Barbara Roberts, a co-founder of the nonprofit Save Sag Harbor, got up to tell the board a group of fellow North Haven residents is in the process of forming for the purpose of commenting on the townhouse plans.
“We are very concerned. Many of us are coming together to be sure that you’re caring about the lighting and what the view is going to be from the other side of our beautiful harbor and what the impact is on the harbor,” Ms. Roberts said. “I personally find the scale and character horrendous … and I’m concerned about precedent.”
But the planning board won’t be the venue for those residents’ comments.
They’ll instead have to take their input to Sag Harbor’s Board of Historic Preservation and Architectural Review or Harbor Committee, as the Planning Board voted 4-1 on Tuesday to close the public hearing on Mr. Bialsky’s project. Board chairman John Shaka voted “no,” saying he still wanted more information, but the board members who voted yes did so in acknowledgement of the fact that the public hearing had been ongoing since September.
The closure of the public hearing sets the stage for the planning board to make a decision on Mr. Bialsky’s site plan within the next two months. The board agreed to have a more in-depth discussion during its work session on February 26 at 5 p.m.
Before the board closed the hearing, architects representing Mr. Bialsky and Save Sag Harbor continued to clash on Tuesday, albeit more quietly than their previous meeting on January 10, over the details of an animated, three-dimensional model presented by Save Sag Harbor. The accuracy of the model, which Save Sag Harbor says illustrates the townhouse proposal’s mass and scale as seen from the street, from on the water and from the Lance Cpl. Jordan C. Haerter Veterans Memorial Bridge, has been disputed by two Bialsky representatives, attorney Brian DeSesa and architect Dave Harvey.
On Tuesday Randy Croxton, an architect who is on the board of Save Sag Harbor, said he had verified with Mr. Bialsky’s architects that the model had been accurate on all of the significant points.
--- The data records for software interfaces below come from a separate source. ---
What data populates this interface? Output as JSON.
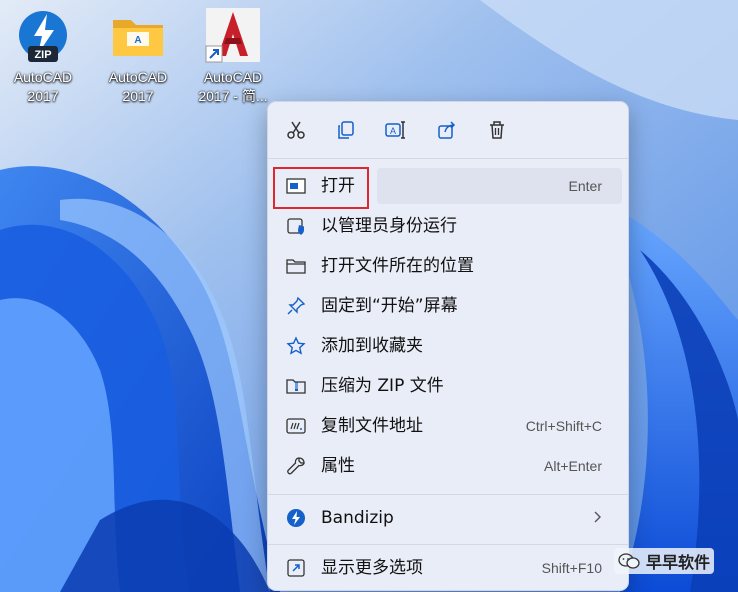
{
  "desktop": {
    "icons": [
      {
        "label_line1": "AutoCAD",
        "label_line2": "2017",
        "icon": "zip-archive-icon"
      },
      {
        "label_line1": "AutoCAD",
        "label_line2": "2017",
        "icon": "folder-icon"
      },
      {
        "label_line1": "AutoCAD",
        "label_line2": "2017 - 简...",
        "icon": "autocad-shortcut-icon"
      }
    ]
  },
  "context_menu": {
    "quick_actions": [
      {
        "name": "cut",
        "icon": "scissors-icon"
      },
      {
        "name": "copy",
        "icon": "copy-icon"
      },
      {
        "name": "rename",
        "icon": "rename-icon"
      },
      {
        "name": "share",
        "icon": "share-icon"
      },
      {
        "name": "delete",
        "icon": "trash-icon"
      }
    ],
    "items": [
      {
        "label": "打开",
        "shortcut": "Enter",
        "icon": "open-window-icon"
      },
      {
        "label": "以管理员身份运行",
        "shortcut": "",
        "icon": "shield-icon"
      },
      {
        "label": "打开文件所在的位置",
        "shortcut": "",
        "icon": "folder-icon"
      },
      {
        "label": "固定到“开始”屏幕",
        "shortcut": "",
        "icon": "pin-icon"
      },
      {
        "label": "添加到收藏夹",
        "shortcut": "",
        "icon": "star-icon"
      },
      {
        "label": "压缩为 ZIP 文件",
        "shortcut": "",
        "icon": "zip-icon"
      },
      {
        "label": "复制文件地址",
        "shortcut": "Ctrl+Shift+C",
        "icon": "copy-path-icon"
      },
      {
        "label": "属性",
        "shortcut": "Alt+Enter",
        "icon": "wrench-icon"
      },
      {
        "label": "Bandizip",
        "shortcut": "",
        "icon": "bandizip-icon",
        "submenu": true
      },
      {
        "label": "显示更多选项",
        "shortcut": "Shift+F10",
        "icon": "more-options-icon"
      }
    ],
    "highlight_color": "#e0262e"
  },
  "watermark": {
    "text": "早早软件"
  }
}
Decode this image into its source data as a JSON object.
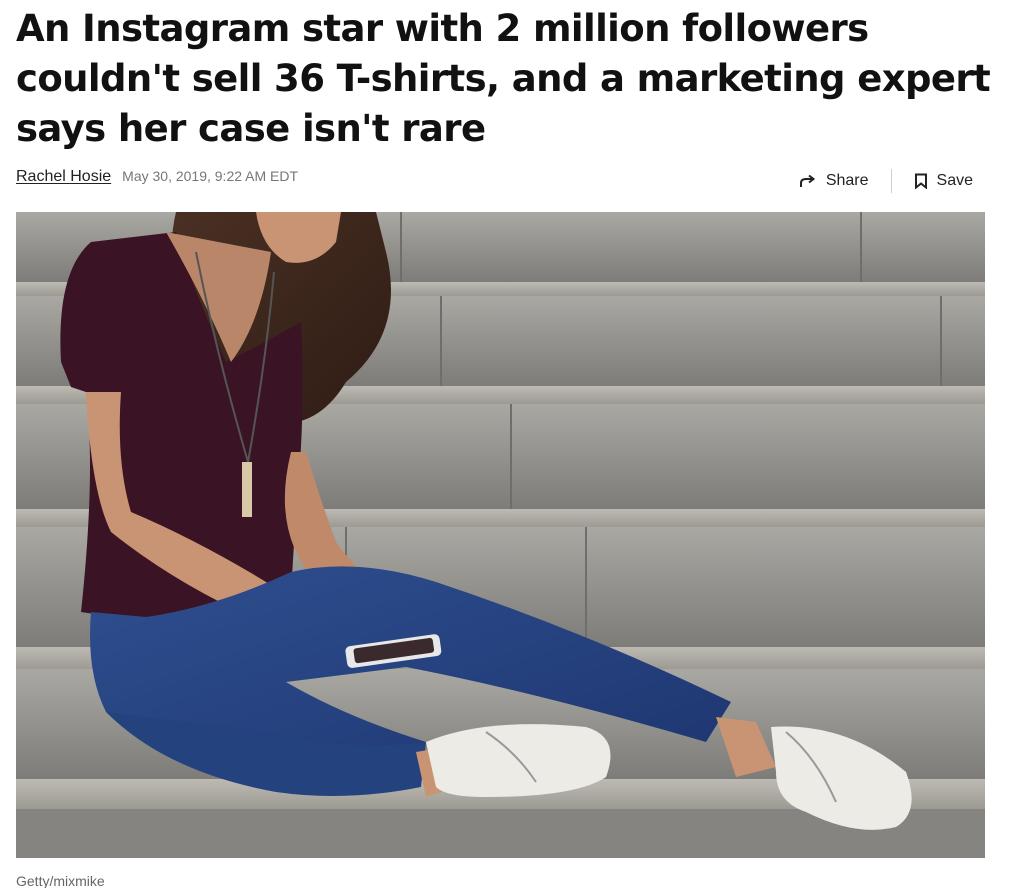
{
  "article": {
    "headline": "An Instagram star with 2 million followers couldn't sell 36 T-shirts, and a marketing expert says her case isn't rare",
    "author": "Rachel Hosie",
    "date": "May 30, 2019, 9:22 AM EDT"
  },
  "actions": {
    "share_label": "Share",
    "share_icon": "share-arrow-icon",
    "save_label": "Save",
    "save_icon": "bookmark-icon"
  },
  "image": {
    "caption": "Getty/mixmike"
  }
}
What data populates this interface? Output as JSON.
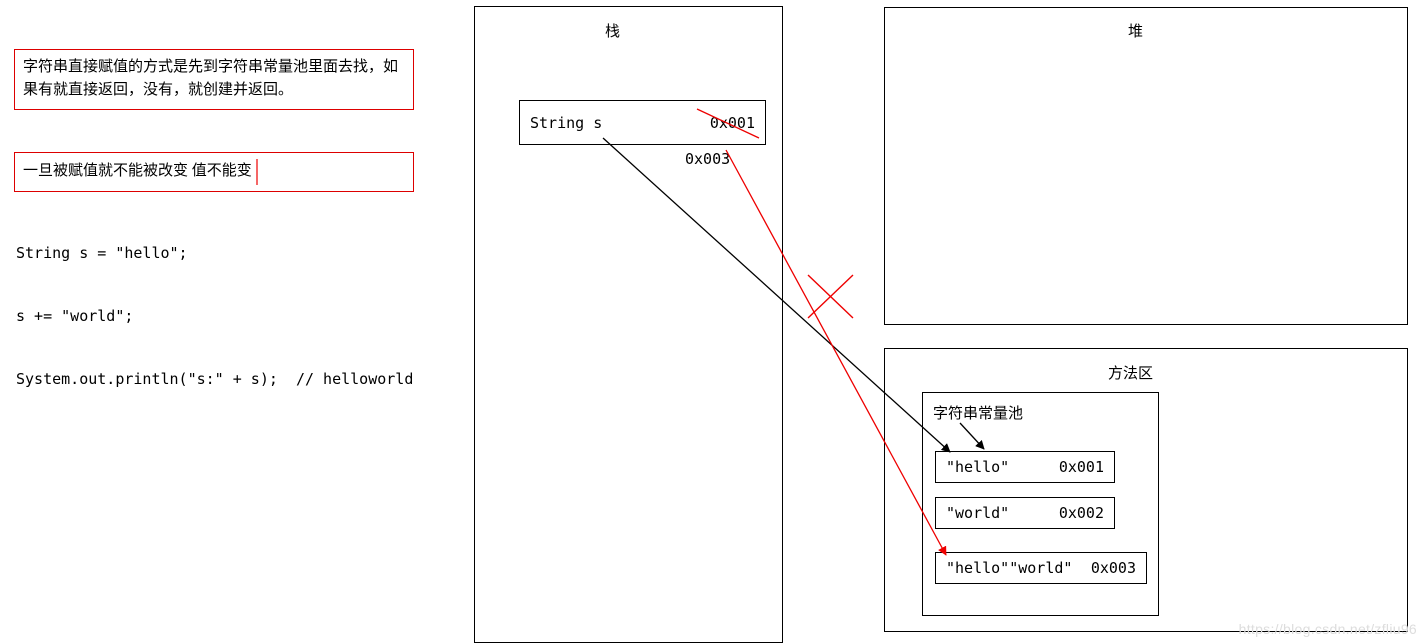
{
  "notes": {
    "box1": "字符串直接赋值的方式是先到字符串常量池里面去找，如果有就直接返回，没有，就创建并返回。",
    "box2": "一旦被赋值就不能被改变    值不能变"
  },
  "code": "String s = \"hello\";\n\ns += \"world\";\n\nSystem.out.println(\"s:\" + s);  // helloworld",
  "stack": {
    "title": "栈",
    "var": "String s",
    "addr1": "0x001",
    "addr2": "0x003"
  },
  "heap": {
    "title": "堆"
  },
  "method_area": {
    "title": "方法区",
    "pool_label": "字符串常量池",
    "rows": [
      {
        "val": "\"hello\"",
        "addr": "0x001"
      },
      {
        "val": "\"world\"",
        "addr": "0x002"
      },
      {
        "val": "\"hello\"\"world\"",
        "addr": "0x003"
      }
    ]
  },
  "watermark": "https://blog.csdn.net/zfliu96"
}
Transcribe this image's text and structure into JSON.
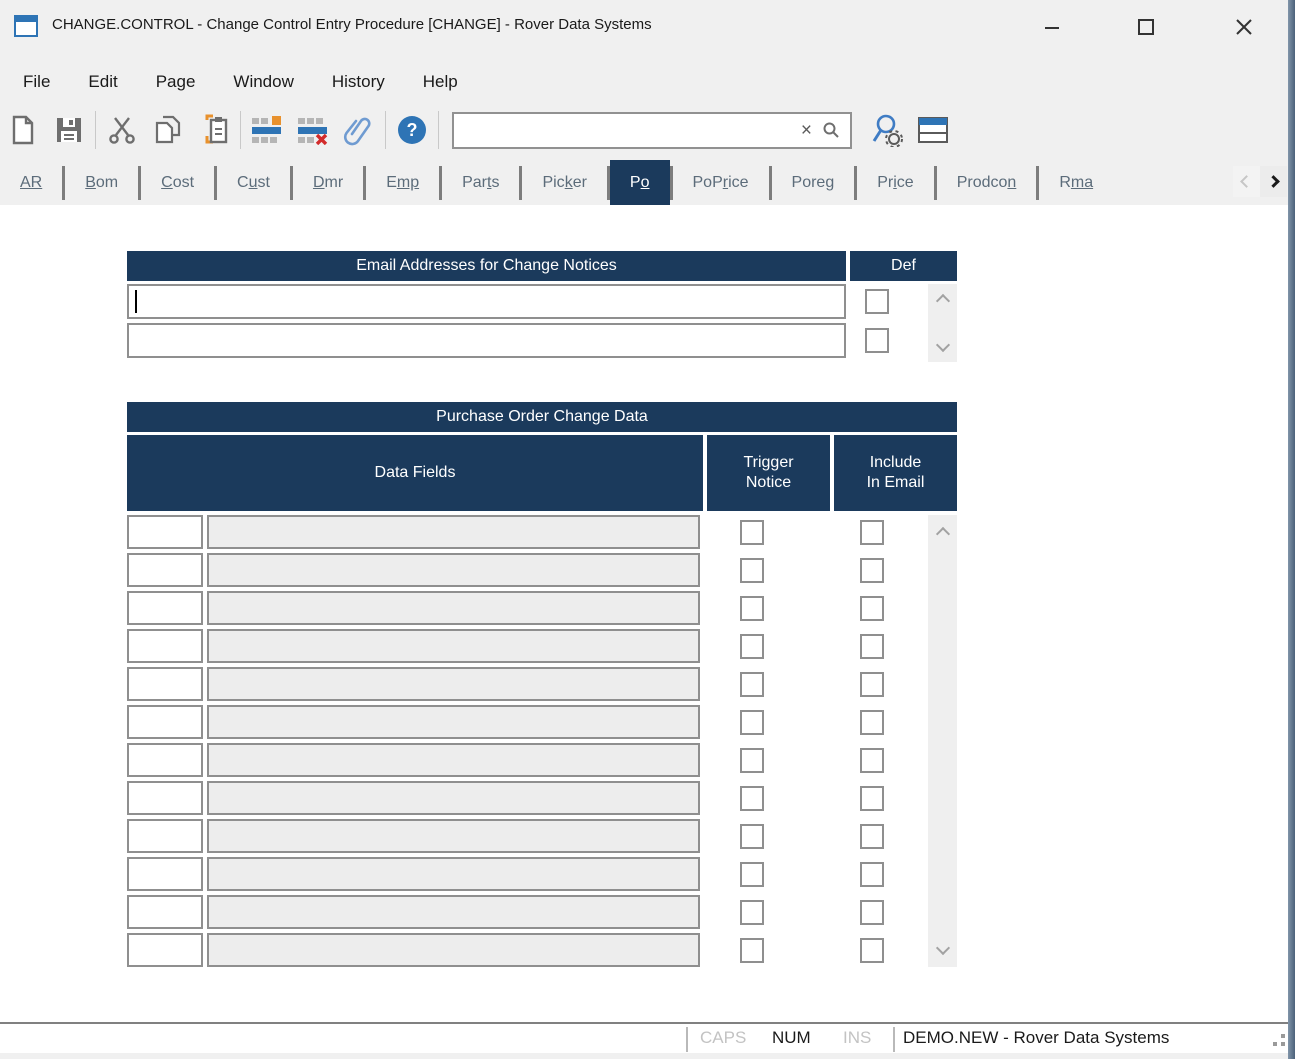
{
  "window": {
    "title": "CHANGE.CONTROL - Change Control Entry Procedure [CHANGE] - Rover Data Systems"
  },
  "menu": {
    "items": [
      "File",
      "Edit",
      "Page",
      "Window",
      "History",
      "Help"
    ]
  },
  "toolbar": {
    "icons": [
      "new-document",
      "save",
      "cut",
      "copy",
      "paste",
      "insert-row",
      "delete-row",
      "attachment",
      "help"
    ],
    "search": {
      "value": "",
      "placeholder": "",
      "clear_glyph": "×"
    },
    "right_icons": [
      "advanced-search",
      "window-layout"
    ]
  },
  "tabs": {
    "items": [
      {
        "label": "AR",
        "pre": "",
        "underline": "AR",
        "post": "",
        "active": false
      },
      {
        "label": "Bom",
        "pre": "",
        "underline": "B",
        "post": "om",
        "active": false
      },
      {
        "label": "Cost",
        "pre": "",
        "underline": "C",
        "post": "ost",
        "active": false
      },
      {
        "label": "Cust",
        "pre": "C",
        "underline": "u",
        "post": "st",
        "active": false
      },
      {
        "label": "Dmr",
        "pre": "",
        "underline": "D",
        "post": "mr",
        "active": false
      },
      {
        "label": "Emp",
        "pre": "E",
        "underline": "mp",
        "post": "",
        "active": false
      },
      {
        "label": "Parts",
        "pre": "Par",
        "underline": "t",
        "post": "s",
        "active": false
      },
      {
        "label": "Picker",
        "pre": "Pic",
        "underline": "k",
        "post": "er",
        "active": false
      },
      {
        "label": "Po",
        "pre": "P",
        "underline": "o",
        "post": "",
        "active": true
      },
      {
        "label": "PoPrice",
        "pre": "PoP",
        "underline": "r",
        "post": "ice",
        "active": false
      },
      {
        "label": "Poreg",
        "pre": "Pore",
        "underline": "g",
        "post": "",
        "active": false
      },
      {
        "label": "Price",
        "pre": "Pr",
        "underline": "i",
        "post": "ce",
        "active": false
      },
      {
        "label": "Prodcon",
        "pre": "Prodco",
        "underline": "n",
        "post": "",
        "active": false
      },
      {
        "label": "Rma",
        "pre": "R",
        "underline": "ma",
        "post": "",
        "active": false
      }
    ]
  },
  "email_table": {
    "header": "Email Addresses for Change Notices",
    "def_header": "Def",
    "rows": [
      {
        "value": "",
        "def_checked": false
      },
      {
        "value": "",
        "def_checked": false
      }
    ]
  },
  "po_table": {
    "title": "Purchase Order Change Data",
    "columns": {
      "data_fields": "Data Fields",
      "trigger_line1": "Trigger",
      "trigger_line2": "Notice",
      "include_line1": "Include",
      "include_line2": "In Email"
    },
    "rows": [
      {
        "code": "",
        "field": "",
        "trigger": false,
        "include": false
      },
      {
        "code": "",
        "field": "",
        "trigger": false,
        "include": false
      },
      {
        "code": "",
        "field": "",
        "trigger": false,
        "include": false
      },
      {
        "code": "",
        "field": "",
        "trigger": false,
        "include": false
      },
      {
        "code": "",
        "field": "",
        "trigger": false,
        "include": false
      },
      {
        "code": "",
        "field": "",
        "trigger": false,
        "include": false
      },
      {
        "code": "",
        "field": "",
        "trigger": false,
        "include": false
      },
      {
        "code": "",
        "field": "",
        "trigger": false,
        "include": false
      },
      {
        "code": "",
        "field": "",
        "trigger": false,
        "include": false
      },
      {
        "code": "",
        "field": "",
        "trigger": false,
        "include": false
      },
      {
        "code": "",
        "field": "",
        "trigger": false,
        "include": false
      },
      {
        "code": "",
        "field": "",
        "trigger": false,
        "include": false
      }
    ]
  },
  "status_bar": {
    "caps": "CAPS",
    "num": "NUM",
    "ins": "INS",
    "caps_active": false,
    "num_active": true,
    "ins_active": false,
    "session": "DEMO.NEW - Rover Data Systems"
  },
  "colors": {
    "navy": "#1b3a5c",
    "accent_blue": "#2e74b5",
    "chrome_gray": "#f0f0f0",
    "disabled_field": "#ededed",
    "border_gray": "#8f8f8f"
  }
}
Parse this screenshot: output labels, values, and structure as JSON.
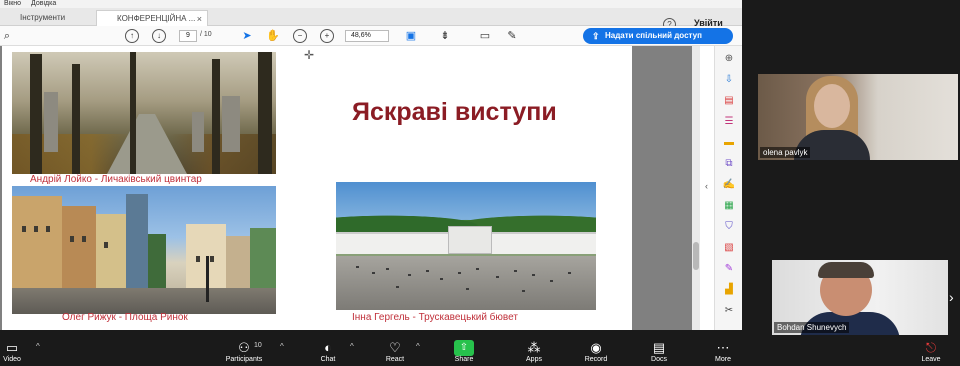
{
  "menubar": {
    "items": [
      "Вікно",
      "Довідка"
    ]
  },
  "tabs": [
    {
      "label": "Інструменти"
    },
    {
      "label": "КОНФЕРЕНЦІЙНА ..."
    }
  ],
  "header": {
    "help": "?",
    "signin": "Увійти"
  },
  "toolbar": {
    "page_current": "9",
    "page_total": "/ 10",
    "zoom": "48,6%",
    "share_button": "Надати спільний доступ"
  },
  "slide": {
    "title": "Яскраві виступи",
    "captions": [
      "Андрій Лойко - Личаківський цвинтар",
      "Олег Рижук - Площа Ринок",
      "Інна Гергель - Трускавецький бювет"
    ]
  },
  "participants": [
    {
      "name": "olena pavlyk"
    },
    {
      "name": "Bohdan Shunevych"
    }
  ],
  "controls": {
    "video": "Video",
    "participants": "Participants",
    "participant_count": "10",
    "chat": "Chat",
    "react": "React",
    "share": "Share",
    "apps": "Apps",
    "record": "Record",
    "docs": "Docs",
    "more": "More",
    "leave": "Leave"
  },
  "icons": {
    "toolbar": [
      "search-icon",
      "page-up-icon",
      "page-down-icon",
      "select-arrow-icon",
      "hand-icon",
      "zoom-out-icon",
      "zoom-in-icon",
      "fit-page-icon",
      "scroll-mode-icon",
      "comment-icon",
      "pen-icon",
      "share-icon"
    ],
    "rail": [
      "zoom-icon",
      "export-pdf-icon",
      "create-pdf-icon",
      "edit-pdf-icon",
      "comment-icon",
      "combine-icon",
      "fill-sign-icon",
      "organize-icon",
      "protect-icon",
      "redact-icon",
      "measure-icon",
      "stamp-icon",
      "more-tools-icon"
    ],
    "colors": {
      "title": "#8b1c24",
      "caption": "#c0313b",
      "share_blue": "#1473e6",
      "share_green": "#27c24c",
      "leave_red": "#e23a3a"
    }
  }
}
One detail, the height of a building next door, had to be corrected; the animated model he showed the planning board included the correction, Mr. Croxton said.
“I received some very encouraging confirmations” from Mr. Bialsky’s team, Mr. Croxton said. “We do feel that it’s accurate. … To confirm the accuracy of our model, we were able to photo-match the 7-Eleven building and the residential building with this image. That is as rigorous an affirmation of accuracy that you can get.”
Mr. DeSesa, however, said Mr. Bialsky’s team continued to dispute the model’s correctness. He said they will be providing a video of their own — which will include drone footage over the water and bridge — as well as a physical 3D model that will be presented for the architectural review board on Thursday, January 24, and for the Harbor Committee in February.
He also reminded the board that Mr. Bialsky was choosing to forego developing 51,000 square feet of office district space, which is within his legal right to do on the slice of land slated to be sold to Southampton Town as the John Steinbeck Waterfront Park, along with the 10 other condominium units that are grandfathered for the site.
Ms. Roberts also questioned whether Mr. Bialsky’s project triggered the need to add workforce housing units. Village attorney Denise Schoen said it would not, as projects with five or more units must include some sort of affordable housing component, but said she would ask the building inspector for a determination on whether the project triggers the need for the developer to pay into the Sag Harbor Community Housing Trust.
Edward Van Raay of North Haven told the planning board he and his partner, Beth Josephs, are worried about the size of the project, especially unit three, the one closest to the water.
“We hope that at some point there can still be a further downsizing, maybe not of units one and two but maybe unit three, which comes across as not very Sag Harbor-like,” he said.
Mr. Bialsky’s team will be back before the architectural review board on Thursday, January 24, at 5 p.m. for another public hearing in the second-floor meeting room of the municipal building at 55 Main Street.
In other news, the Planning Board began environmental reviews of two major projects. One is for a two-story retail and office building proposed by Vacs Enterprises LLC at 31 Long Island Avenue. The other is for a special exception use permit and site plan application by artists April Gornik and Eric Fischl at 48 Madison Street, the former Sag Harbor Methodist Church, which they intend to convert to an arts incubator.
The board also unanimously approved an application for the restaurant Dopo la Spiaggia on Bay Street to build a 462-square-foot kitchen addition, rooftop deck, two handicap-accessible bathrooms and screened rooftop ventilation equipment. The project awaits final approval by the architectural review board.
The Planning Board tabled approval of the Sag Harbor Cinema Arts Center’s proposal to add 1,220 square feet of space on the third floor as well as a 600-square-foot roof deck. Questions were raised over elements of plans that were before the architectural review board, so village attorney Denise Schoen advised them “it’s probably a good idea to hold off” another month while the issues are worked out. Representatives of the cinema are expected to be back before the architectural review board on Thursday, January 24.